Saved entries
· · · ·

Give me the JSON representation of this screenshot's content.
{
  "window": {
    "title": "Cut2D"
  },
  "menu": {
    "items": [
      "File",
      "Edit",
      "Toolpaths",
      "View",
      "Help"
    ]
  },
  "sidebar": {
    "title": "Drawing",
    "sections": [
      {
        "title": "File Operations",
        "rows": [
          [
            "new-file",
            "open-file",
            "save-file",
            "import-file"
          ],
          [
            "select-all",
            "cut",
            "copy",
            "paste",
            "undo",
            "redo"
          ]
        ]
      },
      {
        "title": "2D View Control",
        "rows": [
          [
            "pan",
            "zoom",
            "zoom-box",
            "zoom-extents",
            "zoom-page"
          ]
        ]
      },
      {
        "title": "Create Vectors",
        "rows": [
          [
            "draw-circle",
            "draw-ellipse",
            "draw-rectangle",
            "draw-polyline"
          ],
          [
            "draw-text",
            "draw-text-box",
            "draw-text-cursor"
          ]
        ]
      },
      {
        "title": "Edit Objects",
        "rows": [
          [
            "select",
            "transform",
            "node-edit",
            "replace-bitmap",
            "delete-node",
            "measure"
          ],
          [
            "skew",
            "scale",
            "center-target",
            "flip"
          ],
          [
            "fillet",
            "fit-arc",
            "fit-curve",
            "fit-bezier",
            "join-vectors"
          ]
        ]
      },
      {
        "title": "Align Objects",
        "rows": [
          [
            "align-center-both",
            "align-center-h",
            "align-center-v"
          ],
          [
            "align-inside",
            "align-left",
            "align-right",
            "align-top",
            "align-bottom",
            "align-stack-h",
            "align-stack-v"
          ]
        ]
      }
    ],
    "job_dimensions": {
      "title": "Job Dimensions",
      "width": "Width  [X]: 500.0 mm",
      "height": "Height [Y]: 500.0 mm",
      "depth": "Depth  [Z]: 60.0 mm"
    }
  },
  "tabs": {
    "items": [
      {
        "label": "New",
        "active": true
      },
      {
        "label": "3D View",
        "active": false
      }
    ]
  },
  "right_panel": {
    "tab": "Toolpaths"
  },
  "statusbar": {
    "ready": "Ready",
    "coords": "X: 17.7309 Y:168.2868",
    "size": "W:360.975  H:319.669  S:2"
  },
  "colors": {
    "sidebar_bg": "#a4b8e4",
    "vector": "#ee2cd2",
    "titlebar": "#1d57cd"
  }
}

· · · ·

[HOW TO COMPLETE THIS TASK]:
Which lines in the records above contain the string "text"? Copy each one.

[ANSWER FOR THE TASK]:
            "draw-text",
            "draw-text-box",
            "draw-text-cursor"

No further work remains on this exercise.